Respectfully, your obedient servant,


General, Commanding.


HDQRS. LOUISIANA MILITIA, ADJT. GENERAL'S OFFICE. No. 651. Opelousas, June 10, 1862.

I. Captain S. M. Todd will proceed with his detachment to Proscott's Springs, near Bayou Chicot, in the parish of Saint Landry, and will arrest a Mr. Harris, whose Christian name is unknown,. but who is said to be a commission merchant from New Orleans, and will forward him forthwith, under a guard, to those headquarters, to answer the charge of giving aid and comfort to the enemy.

II. Captain Tood will, after arresting Mr. Harris, proceed to Evergreen town and there make diligent search and inquiry for a large amount of specie said to belong to the banks of New Orleans or to regiments of New Orleans, and secreted at the house of a Mr. Bassett, in Evergreen, or some other place, or in the neighborhood, to be shipped to New Orleans, and when said specie is found Captain Tood will take charge of said specie and consult with Mrs. Alanson Pearce, of Evergreen, as to the best place of security to put said specie, or will bring the same to Opelousas.

III. Captain Tood will arrest Mr. Bassett if the specie is found on his place or under his charge and care, or he will arrest the person or persons on whose place or in whose custody and charge the said specie may be bring them to these headquarters, to answer the charge of aiding and comforting the enemy.

IV. Captain Tood will consult with Mr. A. Pearce and obtain his aid and assistance to effect the search for this money, and he will report his action in executing these orders to these headquarters.

By order of Thomas O. Moore, Governor and commander-in-chief:


Adjutant and Inspector General.


Opelousas, La., June 12, 1862.

President DAVIS:
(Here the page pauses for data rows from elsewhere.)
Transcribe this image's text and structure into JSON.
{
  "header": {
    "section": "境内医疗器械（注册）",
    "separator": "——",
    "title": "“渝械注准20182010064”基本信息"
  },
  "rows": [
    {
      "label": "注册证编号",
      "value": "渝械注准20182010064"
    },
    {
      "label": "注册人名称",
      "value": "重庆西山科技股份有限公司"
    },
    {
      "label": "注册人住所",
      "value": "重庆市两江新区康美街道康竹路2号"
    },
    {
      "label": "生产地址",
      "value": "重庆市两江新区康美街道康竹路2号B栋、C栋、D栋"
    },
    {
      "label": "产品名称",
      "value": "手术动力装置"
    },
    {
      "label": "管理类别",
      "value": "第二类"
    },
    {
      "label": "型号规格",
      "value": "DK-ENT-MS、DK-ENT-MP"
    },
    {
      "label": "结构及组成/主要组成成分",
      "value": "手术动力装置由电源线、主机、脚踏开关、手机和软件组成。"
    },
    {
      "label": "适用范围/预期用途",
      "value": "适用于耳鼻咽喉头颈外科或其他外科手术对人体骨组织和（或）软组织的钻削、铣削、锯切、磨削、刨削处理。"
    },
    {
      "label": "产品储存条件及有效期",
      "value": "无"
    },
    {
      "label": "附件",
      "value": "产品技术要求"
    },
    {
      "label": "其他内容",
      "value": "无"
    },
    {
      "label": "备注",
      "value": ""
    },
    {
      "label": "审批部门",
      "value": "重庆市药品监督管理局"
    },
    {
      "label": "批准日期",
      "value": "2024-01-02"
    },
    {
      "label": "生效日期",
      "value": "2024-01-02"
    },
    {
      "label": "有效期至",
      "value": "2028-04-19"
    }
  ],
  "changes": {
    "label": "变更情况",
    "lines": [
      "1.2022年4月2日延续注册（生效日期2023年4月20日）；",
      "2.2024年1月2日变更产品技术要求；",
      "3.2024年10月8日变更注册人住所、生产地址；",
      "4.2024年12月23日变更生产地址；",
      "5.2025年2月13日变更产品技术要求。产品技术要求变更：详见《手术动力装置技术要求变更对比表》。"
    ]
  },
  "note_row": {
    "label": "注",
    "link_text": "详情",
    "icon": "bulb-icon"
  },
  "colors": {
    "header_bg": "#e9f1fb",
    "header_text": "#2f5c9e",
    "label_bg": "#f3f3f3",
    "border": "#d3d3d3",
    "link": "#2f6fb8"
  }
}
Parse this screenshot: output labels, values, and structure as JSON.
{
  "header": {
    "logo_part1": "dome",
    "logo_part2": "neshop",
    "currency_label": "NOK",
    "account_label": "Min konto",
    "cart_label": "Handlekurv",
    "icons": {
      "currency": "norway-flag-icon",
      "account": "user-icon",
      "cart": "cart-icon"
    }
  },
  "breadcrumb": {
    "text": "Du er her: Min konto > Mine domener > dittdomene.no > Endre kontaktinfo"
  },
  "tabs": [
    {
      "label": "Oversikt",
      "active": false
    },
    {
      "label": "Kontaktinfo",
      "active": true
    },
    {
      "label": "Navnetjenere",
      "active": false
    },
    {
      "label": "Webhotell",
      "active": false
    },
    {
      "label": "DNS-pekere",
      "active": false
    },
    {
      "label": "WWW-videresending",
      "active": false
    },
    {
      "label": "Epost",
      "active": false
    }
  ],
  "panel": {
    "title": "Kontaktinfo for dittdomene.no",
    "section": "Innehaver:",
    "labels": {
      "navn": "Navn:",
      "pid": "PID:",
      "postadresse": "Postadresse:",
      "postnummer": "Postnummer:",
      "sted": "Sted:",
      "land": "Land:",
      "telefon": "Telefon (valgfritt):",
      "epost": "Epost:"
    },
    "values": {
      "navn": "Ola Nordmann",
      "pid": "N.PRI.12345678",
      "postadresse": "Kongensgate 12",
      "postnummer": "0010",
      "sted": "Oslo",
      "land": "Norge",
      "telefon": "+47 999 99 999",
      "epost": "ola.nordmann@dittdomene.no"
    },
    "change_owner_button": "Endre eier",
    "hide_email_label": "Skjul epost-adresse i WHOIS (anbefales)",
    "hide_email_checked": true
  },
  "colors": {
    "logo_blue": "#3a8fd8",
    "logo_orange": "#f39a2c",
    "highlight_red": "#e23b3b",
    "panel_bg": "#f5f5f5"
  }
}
SIR: The New Orleans Delta, now published under Federal auspices, of the 7th instant, announces that William B. Mumford has been condemned to be hung for tearing down the United States flag from the Mint on its first display on that building, and that the sentence was to be executed on that day, in the streets of New Orleans, near the Mint. If I am correctly informed the act was committed on the first landing of the Federal Navy officers, who hoisted their flag, or had it hoisted by a detachment of marines, a day or two after their arrival before the city, and before its occupation by General Butler. I do not doubt the sentence was executed.
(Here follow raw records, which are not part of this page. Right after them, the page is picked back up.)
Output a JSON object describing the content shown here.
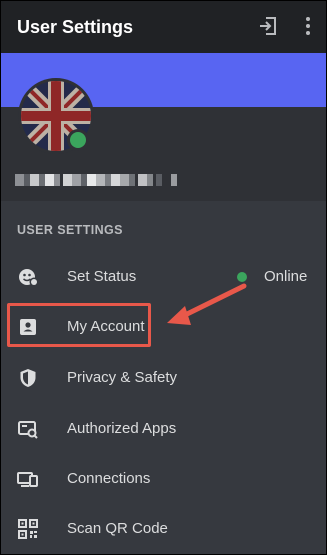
{
  "appbar": {
    "title": "User Settings",
    "logout_icon": "logout-icon",
    "more_icon": "more-vertical-icon"
  },
  "profile": {
    "avatar": "union-jack-flag-avatar",
    "status_color": "#3ba55d",
    "banner_color": "#5865f2",
    "username_obscured": true
  },
  "section": {
    "header": "USER SETTINGS"
  },
  "menu": {
    "items": [
      {
        "label": "Set Status",
        "icon": "status-face-icon",
        "status_text": "Online"
      },
      {
        "label": "My Account",
        "icon": "account-card-icon"
      },
      {
        "label": "Privacy & Safety",
        "icon": "shield-icon"
      },
      {
        "label": "Authorized Apps",
        "icon": "authorized-apps-icon"
      },
      {
        "label": "Connections",
        "icon": "devices-icon"
      },
      {
        "label": "Scan QR Code",
        "icon": "qr-code-icon"
      }
    ]
  },
  "annotation": {
    "highlight_color": "#e8584a",
    "highlighted_item": "My Account"
  }
}
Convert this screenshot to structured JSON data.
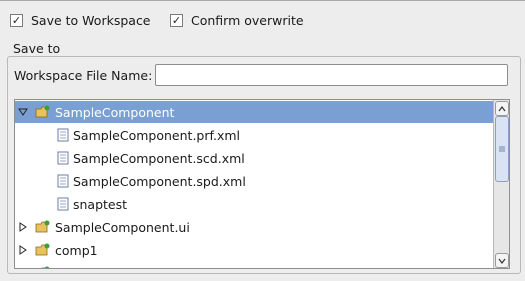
{
  "options": {
    "save_to_workspace": {
      "label": "Save to Workspace",
      "checked": true
    },
    "confirm_overwrite": {
      "label": "Confirm overwrite",
      "checked": true
    }
  },
  "save_to": {
    "group_label": "Save to",
    "workspace_file_name_label": "Workspace File Name:",
    "workspace_file_name_value": ""
  },
  "tree": {
    "items": [
      {
        "label": "SampleComponent",
        "type": "project",
        "expanded": true,
        "selected": true
      },
      {
        "label": "SampleComponent.prf.xml",
        "type": "file"
      },
      {
        "label": "SampleComponent.scd.xml",
        "type": "file"
      },
      {
        "label": "SampleComponent.spd.xml",
        "type": "file"
      },
      {
        "label": "snaptest",
        "type": "file"
      },
      {
        "label": "SampleComponent.ui",
        "type": "project",
        "expanded": false
      },
      {
        "label": "comp1",
        "type": "project",
        "expanded": false
      }
    ]
  },
  "colors": {
    "selection": "#7a9fd2",
    "folder": "#e8c25a",
    "project_badge": "#3aa03a"
  }
}
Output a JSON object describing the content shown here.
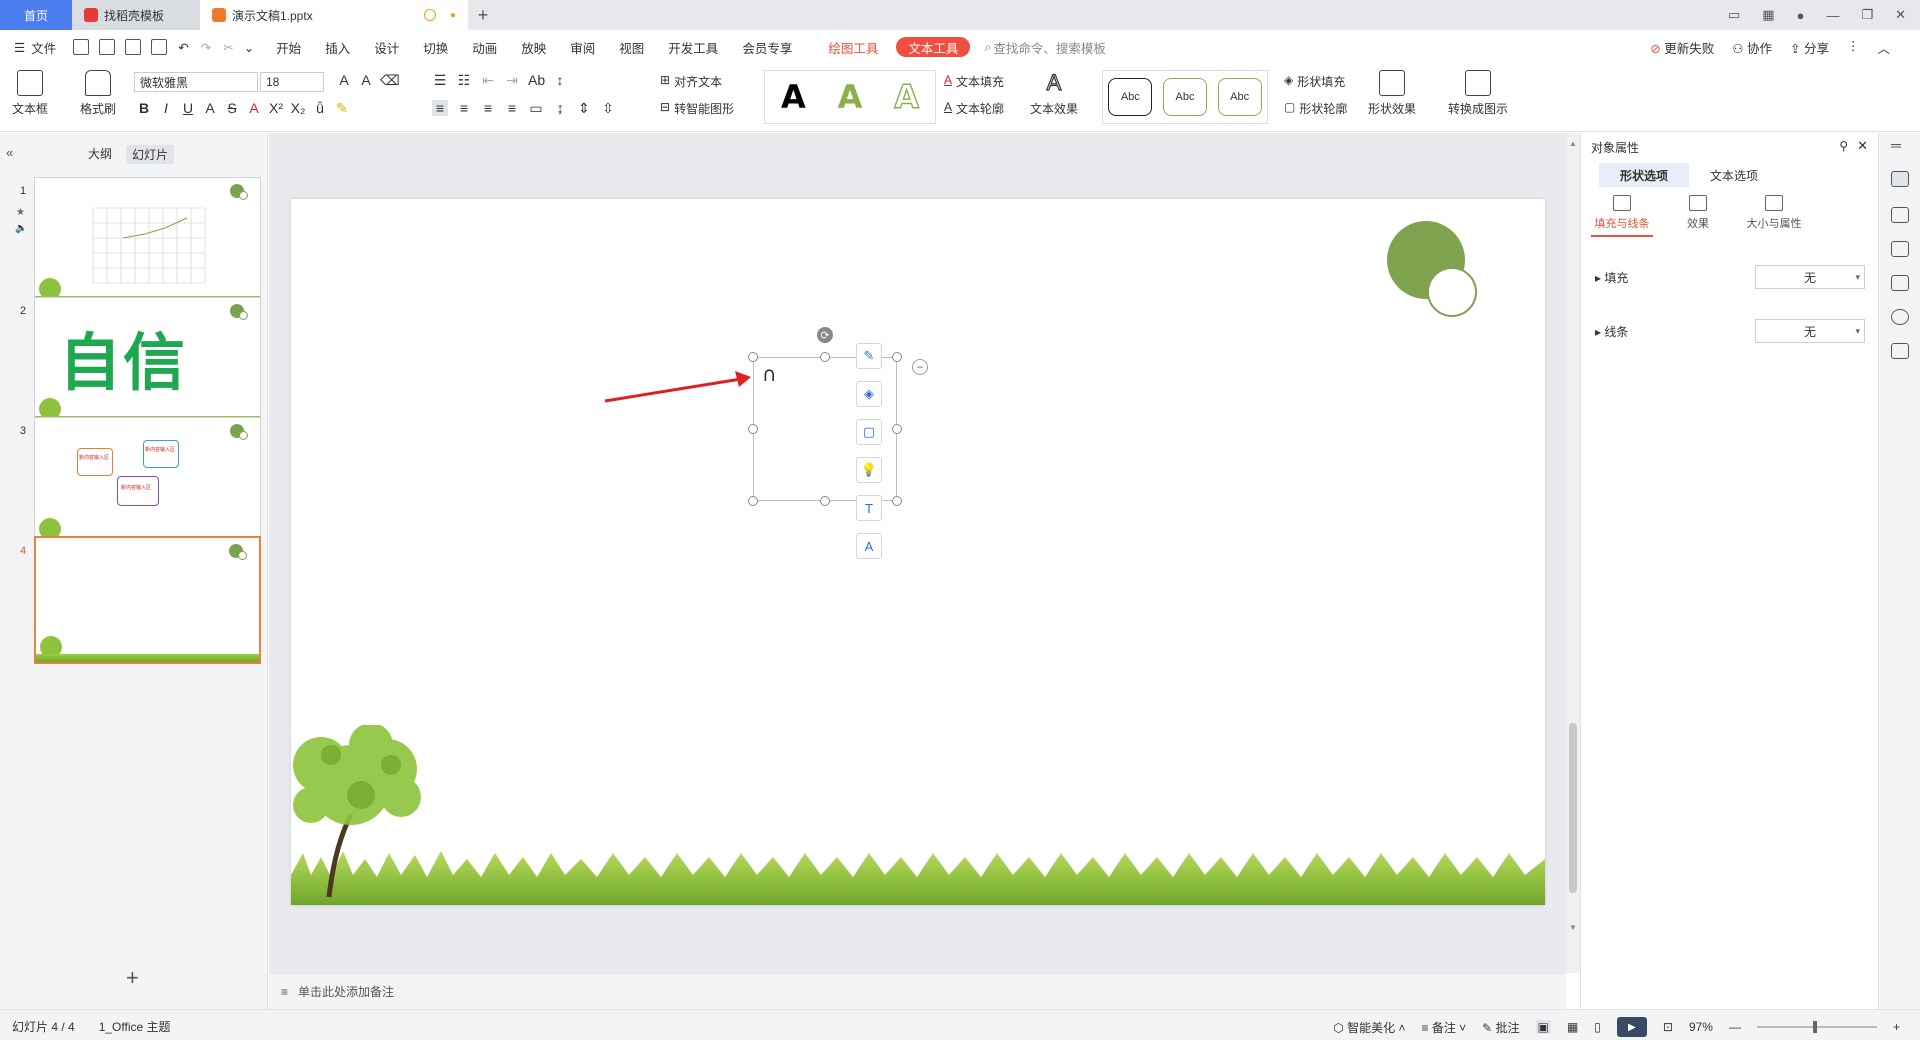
{
  "tabs": {
    "home": "首页",
    "template": "找稻壳模板",
    "doc": "演示文稿1.pptx"
  },
  "menu": {
    "file": "文件",
    "items": [
      "开始",
      "插入",
      "设计",
      "切换",
      "动画",
      "放映",
      "审阅",
      "视图",
      "开发工具",
      "会员专享"
    ],
    "drawing_tools": "绘图工具",
    "text_tools": "文本工具",
    "search_placeholder": "查找命令、搜索模板",
    "update_failed": "更新失败",
    "collaborate": "协作",
    "share": "分享"
  },
  "ribbon": {
    "textbox": "文本框",
    "format_painter": "格式刷",
    "font_name": "微软雅黑",
    "font_size": "18",
    "align_text": "对齐文本",
    "smart_shape": "转智能图形",
    "text_fill": "文本填充",
    "text_outline": "文本轮廓",
    "text_effect": "文本效果",
    "style_sample": "Abc",
    "shape_fill": "形状填充",
    "shape_outline": "形状轮廓",
    "shape_effect": "形状效果",
    "convert_diagram": "转换成图示",
    "wordart_letter": "A"
  },
  "left_pane": {
    "tab_outline": "大纲",
    "tab_slides": "幻灯片",
    "slides": [
      "1",
      "2",
      "3",
      "4"
    ],
    "slide2_text": "自信",
    "slide3_text": "新内容输入区"
  },
  "slide": {
    "textbox_char": "∩"
  },
  "notes": {
    "placeholder": "单击此处添加备注"
  },
  "right_pane": {
    "title": "对象属性",
    "tab_shape": "形状选项",
    "tab_text": "文本选项",
    "sub_fill_line": "填充与线条",
    "sub_effect": "效果",
    "sub_size": "大小与属性",
    "fill_label": "填充",
    "fill_value": "无",
    "line_label": "线条",
    "line_value": "无"
  },
  "status": {
    "slide_counter": "幻灯片 4 / 4",
    "theme": "1_Office 主题",
    "smart_beautify": "智能美化",
    "notes": "备注",
    "comments": "批注",
    "zoom": "97%"
  },
  "colors": {
    "accent": "#f04e3e",
    "home_tab": "#4d7ef0",
    "slide_circle": "#7fa24e",
    "selected_thumb": "#e8823d",
    "arrow": "#e02020"
  }
}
We have four prisoners in this town (two lieutenant and two privates), captured by Captain Fuller, of the Militia, in his gallant expedition